| Your instructions |
Below are some records; reproduce them exactly.

====== Supplied records

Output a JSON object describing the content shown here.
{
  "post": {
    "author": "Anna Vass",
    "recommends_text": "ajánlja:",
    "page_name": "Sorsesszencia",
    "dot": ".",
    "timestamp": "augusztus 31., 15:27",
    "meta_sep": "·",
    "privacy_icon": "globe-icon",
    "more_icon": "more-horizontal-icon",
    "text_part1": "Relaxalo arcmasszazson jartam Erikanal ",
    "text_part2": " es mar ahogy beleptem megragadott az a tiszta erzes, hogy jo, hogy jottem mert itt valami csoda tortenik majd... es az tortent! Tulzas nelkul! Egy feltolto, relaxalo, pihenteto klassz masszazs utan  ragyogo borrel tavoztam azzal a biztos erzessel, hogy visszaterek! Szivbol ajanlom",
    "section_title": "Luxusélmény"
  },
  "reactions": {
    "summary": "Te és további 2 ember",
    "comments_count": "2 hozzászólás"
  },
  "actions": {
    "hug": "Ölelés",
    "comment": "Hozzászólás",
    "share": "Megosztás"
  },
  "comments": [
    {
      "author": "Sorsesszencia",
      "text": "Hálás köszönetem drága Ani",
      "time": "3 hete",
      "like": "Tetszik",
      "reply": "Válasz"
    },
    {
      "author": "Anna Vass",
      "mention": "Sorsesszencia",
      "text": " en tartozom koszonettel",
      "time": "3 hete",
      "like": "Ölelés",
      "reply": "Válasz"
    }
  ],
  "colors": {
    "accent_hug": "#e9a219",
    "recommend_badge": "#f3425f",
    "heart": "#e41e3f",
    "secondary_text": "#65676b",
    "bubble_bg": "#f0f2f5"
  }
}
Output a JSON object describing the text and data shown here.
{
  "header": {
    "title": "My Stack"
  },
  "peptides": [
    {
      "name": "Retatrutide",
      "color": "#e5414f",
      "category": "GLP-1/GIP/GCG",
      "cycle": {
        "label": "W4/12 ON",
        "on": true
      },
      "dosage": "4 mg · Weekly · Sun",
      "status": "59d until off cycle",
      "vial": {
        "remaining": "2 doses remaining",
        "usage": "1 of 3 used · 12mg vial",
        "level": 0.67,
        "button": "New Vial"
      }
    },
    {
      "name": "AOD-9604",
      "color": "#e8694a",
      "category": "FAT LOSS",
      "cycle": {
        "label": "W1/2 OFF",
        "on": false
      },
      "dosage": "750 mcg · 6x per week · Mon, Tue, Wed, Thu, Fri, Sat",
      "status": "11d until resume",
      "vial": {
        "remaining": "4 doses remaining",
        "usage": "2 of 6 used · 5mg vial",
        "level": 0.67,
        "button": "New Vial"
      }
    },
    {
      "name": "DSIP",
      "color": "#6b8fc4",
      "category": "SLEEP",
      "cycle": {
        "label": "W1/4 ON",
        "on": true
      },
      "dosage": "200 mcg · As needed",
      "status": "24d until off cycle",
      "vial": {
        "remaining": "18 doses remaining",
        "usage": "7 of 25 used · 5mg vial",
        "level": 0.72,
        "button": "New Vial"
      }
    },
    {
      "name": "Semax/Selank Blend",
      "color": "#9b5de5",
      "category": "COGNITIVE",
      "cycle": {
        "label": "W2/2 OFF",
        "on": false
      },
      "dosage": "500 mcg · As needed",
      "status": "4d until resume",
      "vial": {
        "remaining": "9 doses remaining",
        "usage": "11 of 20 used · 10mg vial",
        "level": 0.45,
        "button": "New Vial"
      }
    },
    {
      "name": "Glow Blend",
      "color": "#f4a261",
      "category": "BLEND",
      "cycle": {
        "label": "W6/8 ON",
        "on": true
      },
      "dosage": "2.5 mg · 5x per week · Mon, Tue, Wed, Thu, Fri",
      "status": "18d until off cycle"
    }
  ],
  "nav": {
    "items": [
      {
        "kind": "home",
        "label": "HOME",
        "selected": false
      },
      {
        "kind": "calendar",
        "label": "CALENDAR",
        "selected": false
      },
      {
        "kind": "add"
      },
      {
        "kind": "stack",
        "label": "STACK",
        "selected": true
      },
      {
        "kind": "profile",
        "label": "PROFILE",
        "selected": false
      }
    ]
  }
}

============

| Response below |
Output a JSON object describing the content shown here.
{
  "post": {
    "author": "Anna Vass",
    "recommends_text": "ajánlja:",
    "page_name": "Sorsesszencia",
    "dot": ".",
    "timestamp": "augusztus 31., 15:27",
    "meta_sep": "·",
    "privacy_icon": "globe-icon",
    "more_icon": "more-horizontal-icon",
    "text_part1": "Relaxalo arcmasszazson jartam Erikanal ",
    "text_part2": " es mar ahogy beleptem megragadott az a tiszta erzes, hogy jo, hogy jottem mert itt valami csoda tortenik majd... es az tortent! Tulzas nelkul! Egy feltolto, relaxalo, pihenteto klassz masszazs utan  ragyogo borrel tavoztam azzal a biztos erzessel, hogy visszaterek! Szivbol ajanlom",
    "section_title": "Luxusélmény"
  },
  "reactions": {
    "summary": "Te és további 2 ember",
    "comments_count": "2 hozzászólás"
  },
  "actions": {
    "hug": "Ölelés",
    "comment": "Hozzászólás",
    "share": "Megosztás"
  },
  "comments": [
    {
      "author": "Sorsesszencia",
      "text": "Hálás köszönetem drága Ani",
      "time": "3 hete",
      "like": "Tetszik",
      "reply": "Válasz"
    },
    {
      "author": "Anna Vass",
      "mention": "Sorsesszencia",
      "text": " en tartozom koszonettel",
      "time": "3 hete",
      "like": "Ölelés",
      "reply": "Válasz"
    }
  ],
  "colors": {
    "accent_hug": "#e9a219",
    "recommend_badge": "#f3425f",
    "heart": "#e41e3f",
    "secondary_text": "#65676b",
    "bubble_bg": "#f0f2f5"
  }
}
Output a JSON object describing the text and data shown here.
{
  "header": {
    "title": "My Stack"
  },
  "peptides": [
    {
      "name": "Retatrutide",
      "color": "#e5414f",
      "category": "GLP-1/GIP/GCG",
      "cycle": {
        "label": "W4/12 ON",
        "on": true
      },
      "dosage": "4 mg · Weekly · Sun",
      "status": "59d until off cycle",
      "vial": {
        "remaining": "2 doses remaining",
        "usage": "1 of 3 used · 12mg vial",
        "level": 0.67,
        "button": "New Vial"
      }
    },
    {
      "name": "AOD-9604",
      "color": "#e8694a",
      "category": "FAT LOSS",
      "cycle": {
        "label": "W1/2 OFF",
        "on": false
      },
      "dosage": "750 mcg · 6x per week · Mon, Tue, Wed, Thu, Fri, Sat",
      "status": "11d until resume",
      "vial": {
        "remaining": "4 doses remaining",
        "usage": "2 of 6 used · 5mg vial",
        "level": 0.67,
        "button": "New Vial"
      }
    },
    {
      "name": "DSIP",
      "color": "#6b8fc4",
      "category": "SLEEP",
      "cycle": {
        "label": "W1/4 ON",
        "on": true
      },
      "dosage": "200 mcg · As needed",
      "status": "24d until off cycle",
      "vial": {
        "remaining": "18 doses remaining",
        "usage": "7 of 25 used · 5mg vial",
        "level": 0.72,
        "button": "New Vial"
      }
    },
    {
      "name": "Semax/Selank Blend",
      "color": "#9b5de5",
      "category": "COGNITIVE",
      "cycle": {
        "label": "W2/2 OFF",
        "on": false
      },
      "dosage": "500 mcg · As needed",
      "status": "4d until resume",
      "vial": {
        "remaining": "9 doses remaining",
        "usage": "11 of 20 used · 10mg vial",
        "level": 0.45,
        "button": "New Vial"
      }
    },
    {
      "name": "Glow Blend",
      "color": "#f4a261",
      "category": "BLEND",
      "cycle": {
        "label": "W6/8 ON",
        "on": true
      },
      "dosage": "2.5 mg · 5x per week · Mon, Tue, Wed, Thu, Fri",
      "status": "18d until off cycle"
    }
  ],
  "nav": {
    "items": [
      {
        "kind": "home",
        "label": "HOME",
        "selected": false
      },
      {
        "kind": "calendar",
        "label": "CALENDAR",
        "selected": false
      },
      {
        "kind": "add"
      },
      {
        "kind": "stack",
        "label": "STACK",
        "selected": true
      },
      {
        "kind": "profile",
        "label": "PROFILE",
        "selected": false
      }
    ]
  }
}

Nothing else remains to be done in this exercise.